Therefore, Prasanna told Scroll, the Karnataka government’s decision is “legally dubious”.
BK Hariprasad, leader of the Opposition in the Legislative Council, suggested that the BJP government did not follow the procedure and the Karnataka Sunni Ulema Board said it will legally challenge the decision.
However, Prasanna noted that the legal challenge can be mounted only after the state issues a gazette notification altering the reservation matrix, which it has not done so far.
Many Muslim sub-castes enjoy some OBC reservation in Andhra Pradesh, Kerala, Tamil Nadu, Telangana, and West Bengal as well. In 2015, the BJP had scrapped Maharashtra’s 5% Muslim quota, which the previous Congress-led government had provided to 52 Muslim communities under the special backward classes category. In May last year, Shah raked up the topic of Muslim OBC quota in Telangana.
In Andhra Pradesh, the entire Muslim community was categorised as backward to make it eligible for OBC reservation. The decision was challenged in the Supreme Court, where the matter is pending.
What’s BJP aiming at?
Why has the BJP doubled down on the “Muslim OBC quota was unconstitutional” narrative?
The experts suggested that this narrative serves two purposes for the BJP: securing the crucial Vokkaliga and Lingayat votes and sidelining Muslims.
The Karnataka government has said that the 4% Muslim quota will be equally split among Vokkaligas and Lingayats, the state’s most dominant and politically influential communities.
Though there is a lack of caste-based population data, it is widely believed that Lingayats constitute 17% and Vokkaligas 15% of Karnataka’s population. Vokkaligas are the dominant community in the electorally critical Old Mysore region and the two caste groups together, by some estimates, hold influence in nearly 150 of the state’s 224 Assembly constituencies.
To this end, the Karnataka government last December moved to recategorise the two communities as “backward” from “moderately backward”, to increase their reservation under the OBC category.
This, Assadi suggested, is a “desperate attempt” by the BJP to woo the two groups ahead of the election. “There is a deep crisis for the BJP as its social base is crumbling after Yediyurappa was removed [as the chief minister],” he said.
Shah has projected the Muslim quota as minority appeasement by the Congress, which has since announced that it will restore the quota if it wins the election. In turn, said a political observer who did not want to be identified, the BJP may spin the announcement into a narrative that the Congress is against Vokkaligas and Lingayats.
The decision will also appeal to the party’s core voters. “Taking away from Muslims and giving it to Vokkaligas and Lingayats is an attempt to pit one community against another to create a communal narrative,” Assadi argued.
A Narayana, a political analyst who teaches at Azim Premji University, concurred. “This seems to be a case of hitting two birds with one stone,” Narayana told Scroll.
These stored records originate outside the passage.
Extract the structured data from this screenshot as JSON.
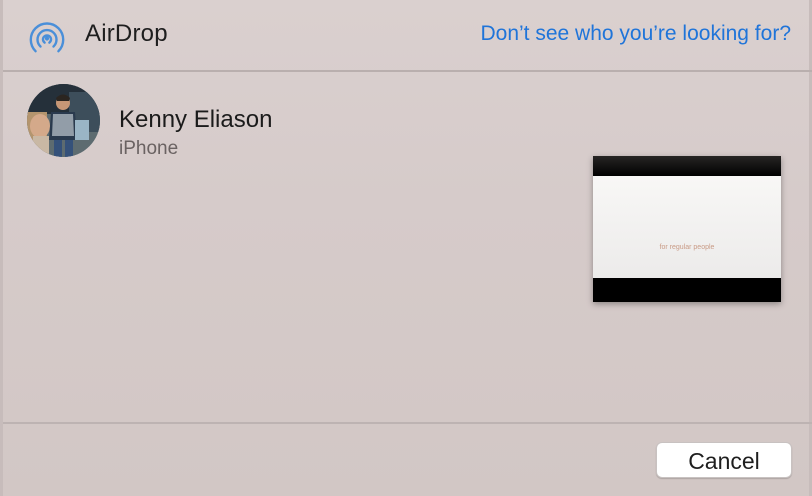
{
  "header": {
    "title": "AirDrop",
    "icon": "airdrop-icon",
    "help_link": "Don’t see who you’re looking for?"
  },
  "recipients": [
    {
      "name": "Kenny Eliason",
      "device": "iPhone",
      "avatar": "person-photo"
    }
  ],
  "preview": {
    "caption": "for regular people"
  },
  "footer": {
    "cancel_label": "Cancel"
  },
  "colors": {
    "accent": "#1f74d9",
    "background": "#d6cbca",
    "icon_blue": "#4a8fd9"
  }
}
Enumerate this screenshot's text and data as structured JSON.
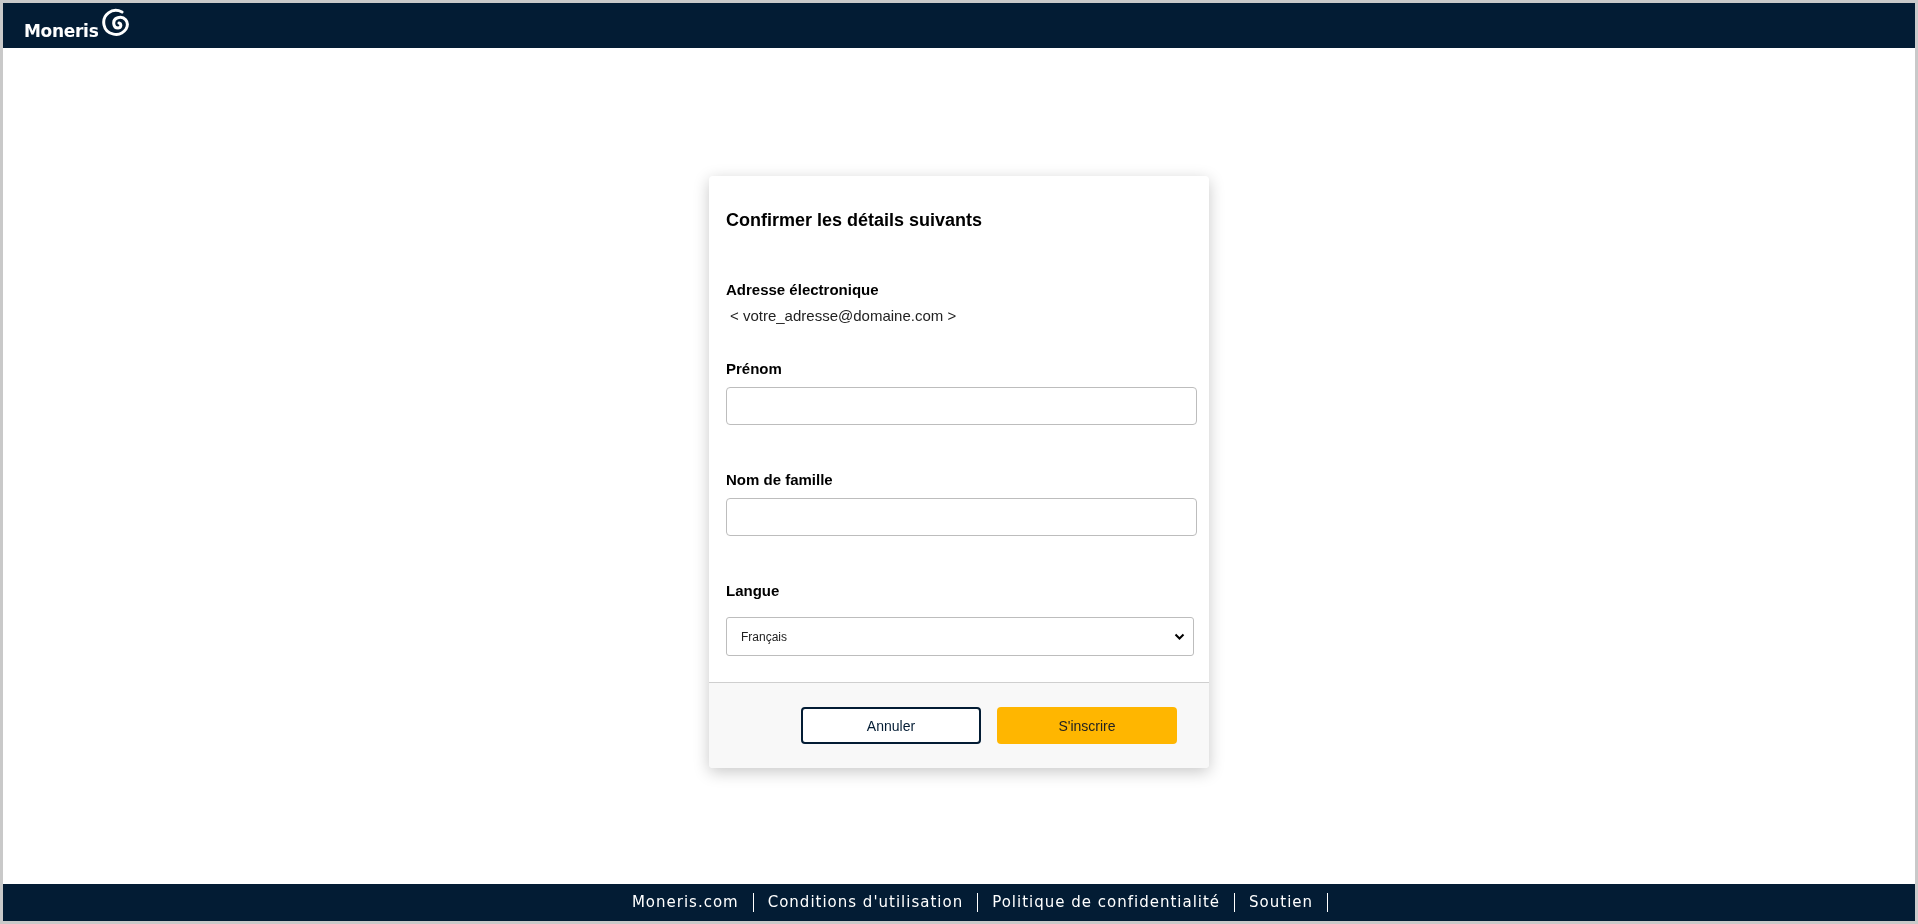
{
  "header": {
    "logo_text": "Moneris"
  },
  "dialog": {
    "title": "Confirmer les détails suivants",
    "fields": [
      {
        "kind": "static",
        "label": "Adresse électronique",
        "value": "< votre_adresse@domaine.com >"
      },
      {
        "kind": "text",
        "label": "Prénom"
      },
      {
        "kind": "text",
        "label": "Nom de famille"
      },
      {
        "kind": "select",
        "label": "Langue",
        "value": "Français"
      }
    ],
    "buttons": [
      {
        "kind": "secondary",
        "label": "Annuler"
      },
      {
        "kind": "primary",
        "label": "S'inscrire"
      }
    ]
  },
  "footer": {
    "links": [
      "Moneris.com",
      "Conditions d'utilisation",
      "Politique de confidentialité",
      "Soutien"
    ]
  }
}
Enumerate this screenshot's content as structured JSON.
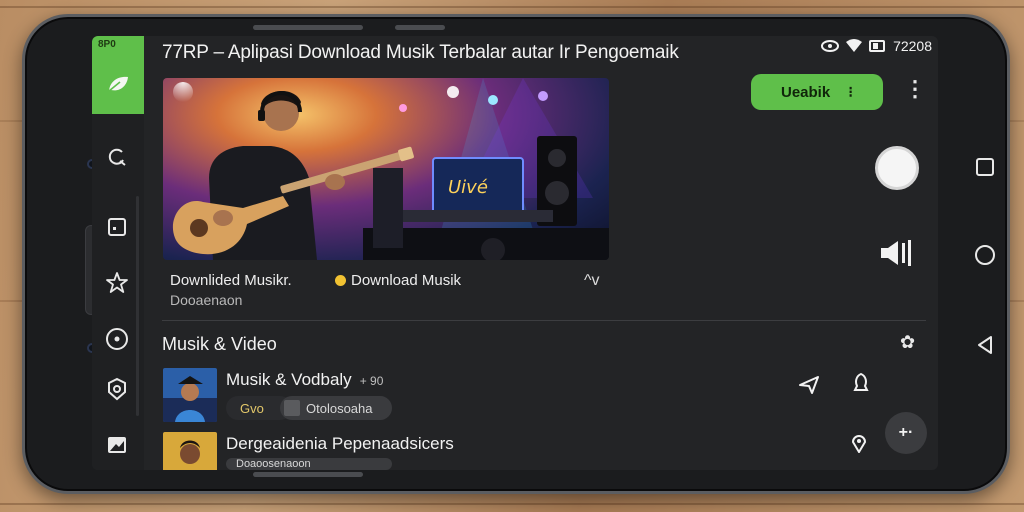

By sideling Muslims, he said, “the BJP wants to send a message to the voters. Its thinking seems to be that hardline Hindu voters will consolidate behind it. Muslims would have anyway not voted for the BJP. So, there was nothing to lose by scrapping their quota.”
While Bommai has claimed that his government’s decision will benefit Muslims as the 10% reservation pool under EWS is larger, experts argue that Muslims will face challenges under the EWS category. “Will Muslims be able to compete with others under the EWS quota?” Assadi asked. “Muslims are an underprivileged community. So, it will be very difficult for them to get into universities and get government jobs under the EWS quota.”